The novel opens in 1973, just before President Allende is overthrown by Augusto Pinochet. In Concepción, a group of left-leaning idealists discuss Pablo Neruda and Che Guevera. Members of this group include both the novel's unnamed narrator and the enigmatic Alberto Ruiz-Tagle, a little known poet who is attractive to women and viewed with suspicion by men. After the coup, Ruiz-Tagle is revealed as a Pinochet supporter. He has German heritage, and his name is Carlos Weider. He is also a murderer who eliminates opponents of the junta.
Weider is the central character in this novel, but the unnamed narrator and other characters demonstrate a complex interplay between politics, history and literature. The brutal events depicted underscore both the cruelty of the regime and the ambivalence of literature.
`The increasingly distant stars.'
This is a novel that can be read in one sitting, as I did, but I do not believe that it can be fully absorbed in one reading. I am not looking forward to re-reading it, but I think I will need to. I became engrossed in some of the stark contrasts in imagery which pervade the novel. Weider skywriting in his old Messerschmitt over Concepción seems particularly appropriate: whether the words he chose were timeless, the delivery guaranteed their ephemerality. Contrast this, though, with the scatological references as the new literature is created.
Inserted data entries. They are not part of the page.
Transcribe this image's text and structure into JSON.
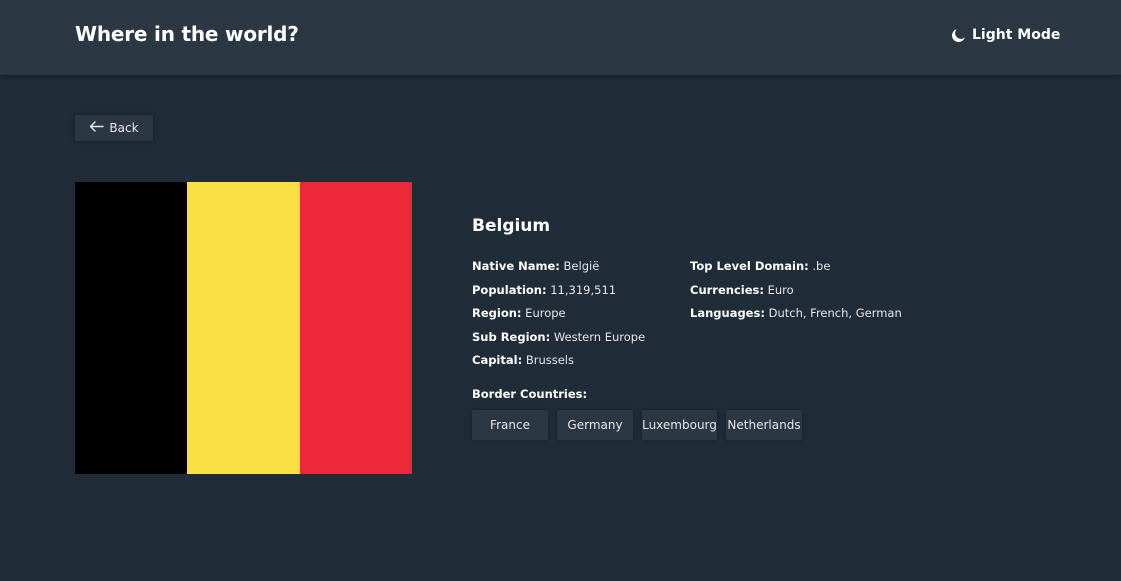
{
  "header": {
    "title": "Where in the world?",
    "mode_label": "Light Mode",
    "mode_icon": "moon-icon"
  },
  "back_button": {
    "label": "Back",
    "icon": "arrow-left-icon"
  },
  "country": {
    "name": "Belgium",
    "flag_colors": [
      "#000000",
      "#fae042",
      "#ed2939"
    ],
    "details_left": [
      {
        "key": "Native Name:",
        "value": "België"
      },
      {
        "key": "Population:",
        "value": "11,319,511"
      },
      {
        "key": "Region:",
        "value": "Europe"
      },
      {
        "key": "Sub Region:",
        "value": "Western Europe"
      },
      {
        "key": "Capital:",
        "value": "Brussels"
      }
    ],
    "details_right": [
      {
        "key": "Top Level Domain:",
        "value": ".be"
      },
      {
        "key": "Currencies:",
        "value": "Euro"
      },
      {
        "key": "Languages:",
        "value": "Dutch, French, German"
      }
    ],
    "border_label": "Border Countries:",
    "borders": [
      "France",
      "Germany",
      "Luxembourg",
      "Netherlands"
    ]
  },
  "colors": {
    "background": "#202c37",
    "element": "#2b3743",
    "text": "#ffffff"
  }
}
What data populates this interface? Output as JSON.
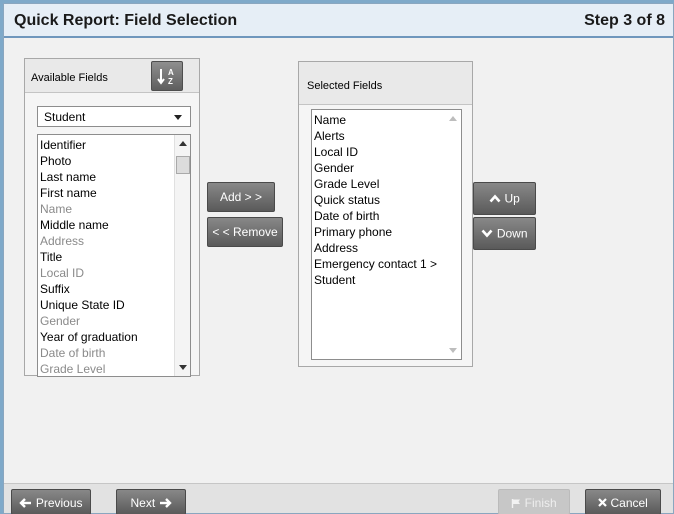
{
  "header": {
    "title": "Quick Report: Field Selection",
    "step": "Step 3 of 8"
  },
  "available": {
    "header_label": "Available Fields",
    "sort_icon": "sort-az-icon",
    "sort_glyph": "↓A Z",
    "category_selected": "Student",
    "items": [
      {
        "label": "Identifier",
        "dim": false
      },
      {
        "label": "Photo",
        "dim": false
      },
      {
        "label": "Last name",
        "dim": false
      },
      {
        "label": "First name",
        "dim": false
      },
      {
        "label": "Name",
        "dim": true
      },
      {
        "label": "Middle name",
        "dim": false
      },
      {
        "label": "Address",
        "dim": true
      },
      {
        "label": "Title",
        "dim": false
      },
      {
        "label": "Local ID",
        "dim": true
      },
      {
        "label": "Suffix",
        "dim": false
      },
      {
        "label": "Unique State ID",
        "dim": false
      },
      {
        "label": "Gender",
        "dim": true
      },
      {
        "label": "Year of graduation",
        "dim": false
      },
      {
        "label": "Date of birth",
        "dim": true
      },
      {
        "label": "Grade Level",
        "dim": true
      }
    ]
  },
  "selected": {
    "header_label": "Selected Fields",
    "items": [
      "Name",
      "Alerts",
      "Local ID",
      "Gender",
      "Grade Level",
      "Quick status",
      "Date of birth",
      "Primary phone",
      "Address",
      "Emergency contact 1 >",
      "Student"
    ]
  },
  "buttons": {
    "add": "Add > >",
    "remove": "< < Remove",
    "up": "Up",
    "down": "Down",
    "previous": "Previous",
    "next": "Next",
    "finish": "Finish",
    "cancel": "Cancel"
  },
  "icons": {
    "up": "chevron-up-icon",
    "down": "chevron-down-icon",
    "previous": "arrow-left-icon",
    "next": "arrow-right-icon",
    "finish": "flag-icon",
    "cancel": "close-icon"
  },
  "colors": {
    "title_bar": "#e6eef6",
    "title_rule": "#6f97bd",
    "button_dark": "#5e5e5e",
    "dim_text": "#8a8a8a"
  }
}
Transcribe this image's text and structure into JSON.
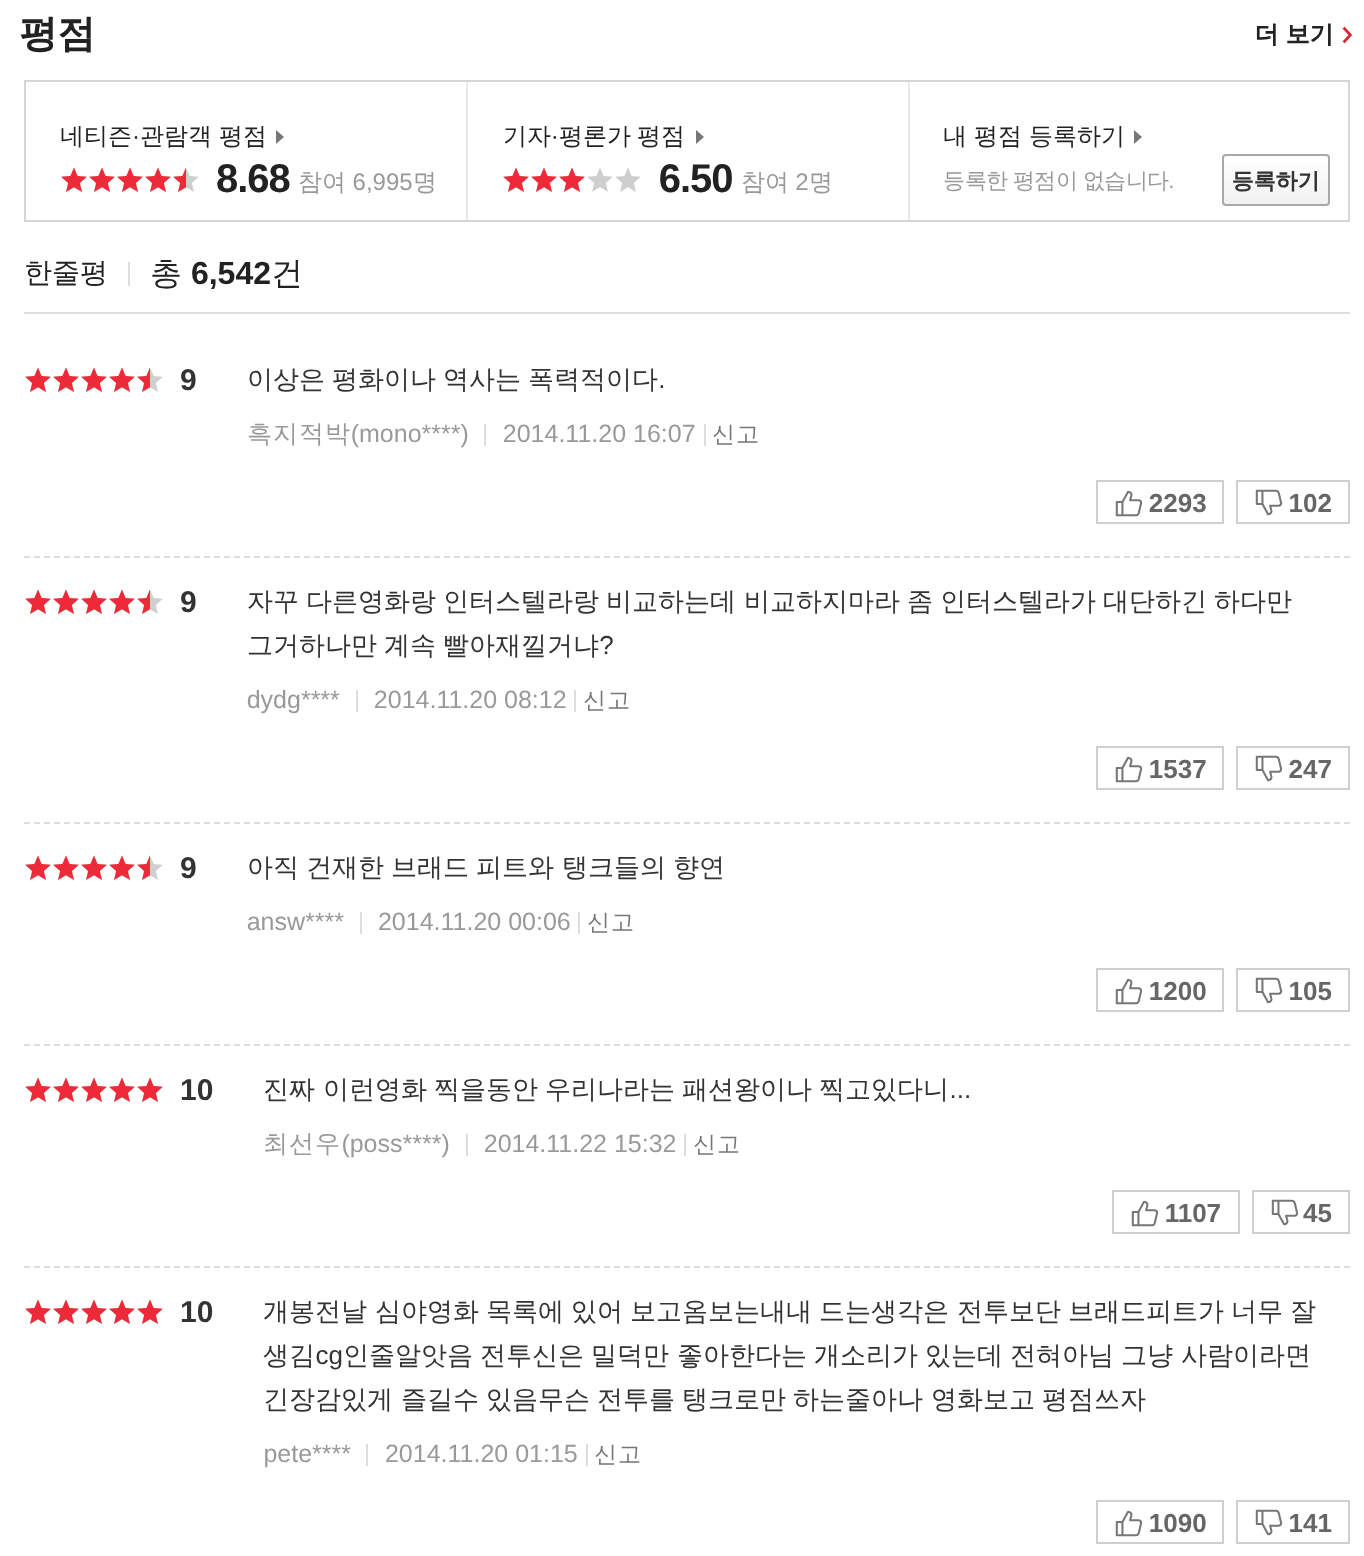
{
  "header": {
    "title": "평점",
    "more_link": "더 보기"
  },
  "summary": [
    {
      "kind": "score",
      "label": "네티즌·관람객 평점",
      "stars": 4.5,
      "score": "8.68",
      "participants": "참여 6,995명"
    },
    {
      "kind": "score",
      "label": "기자·평론가 평점",
      "stars": 3,
      "score": "6.50",
      "participants": "참여 2명"
    },
    {
      "kind": "register",
      "label": "내 평점 등록하기",
      "message": "등록한 평점이 없습니다.",
      "button": "등록하기"
    }
  ],
  "reviews_header": {
    "title": "한줄평",
    "total": "총 **6,542**건"
  },
  "reviews": [
    {
      "stars": 4.5,
      "score": "9",
      "text": "이상은 평화이나 역사는 폭력적이다.",
      "author": "흑지적박(mono****)",
      "date": "2014.11.20 16:07",
      "report": "신고",
      "likes": "2293",
      "dislikes": "102"
    },
    {
      "stars": 4.5,
      "score": "9",
      "text": "자꾸 다른영화랑 인터스텔라랑 비교하는데 비교하지마라 좀 인터스텔라가 대단하긴 하다만 그거하나만 계속 빨아재낄거냐?",
      "author": "dydg****",
      "date": "2014.11.20 08:12",
      "report": "신고",
      "likes": "1537",
      "dislikes": "247"
    },
    {
      "stars": 4.5,
      "score": "9",
      "text": "아직 건재한 브래드 피트와 탱크들의 향연",
      "author": "answ****",
      "date": "2014.11.20 00:06",
      "report": "신고",
      "likes": "1200",
      "dislikes": "105"
    },
    {
      "stars": 5,
      "score": "10",
      "text": "진짜 이런영화 찍을동안 우리나라는 패션왕이나 찍고있다니...",
      "author": "최선우(poss****)",
      "date": "2014.11.22 15:32",
      "report": "신고",
      "likes": "1107",
      "dislikes": "45"
    },
    {
      "stars": 5,
      "score": "10",
      "text": "개봉전날 심야영화 목록에 있어 보고옴보는내내 드는생각은 전투보단 브래드피트가 너무 잘생김cg인줄알앗음 전투신은 밀덕만 좋아한다는 개소리가 있는데 전혀아님 그냥 사람이라면 긴장감있게 즐길수 있음무슨 전투를 탱크로만 하는줄아나 영화보고 평점쓰자",
      "author": "pete****",
      "date": "2014.11.20 01:15",
      "report": "신고",
      "likes": "1090",
      "dislikes": "141"
    }
  ]
}
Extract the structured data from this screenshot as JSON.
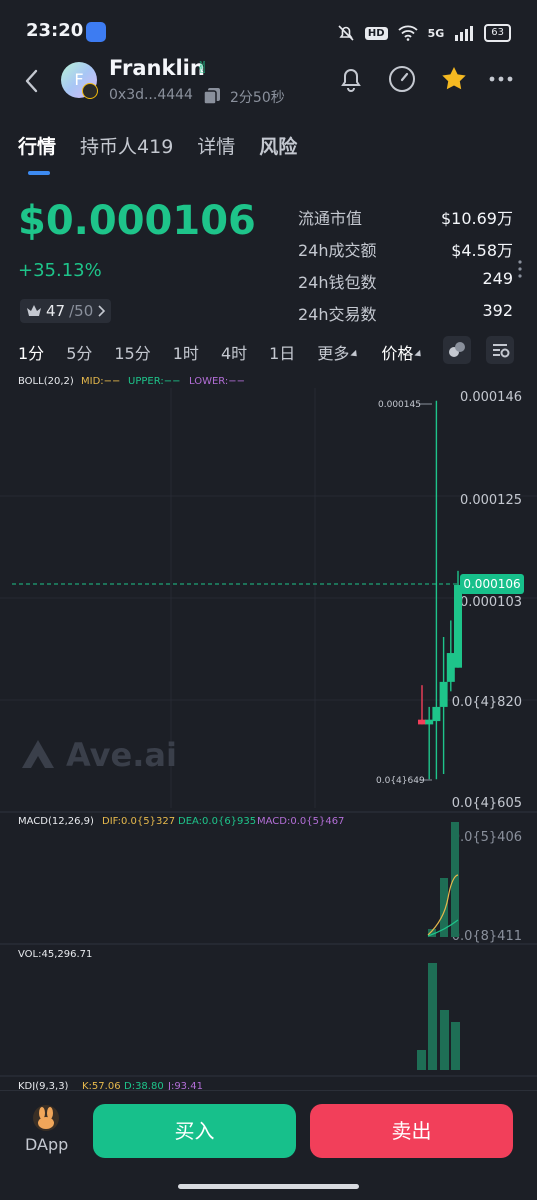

Not subtle, but very effective.
This is my least favorite of the three Roberto Bolaño novels I've read so far, but I'm hooked.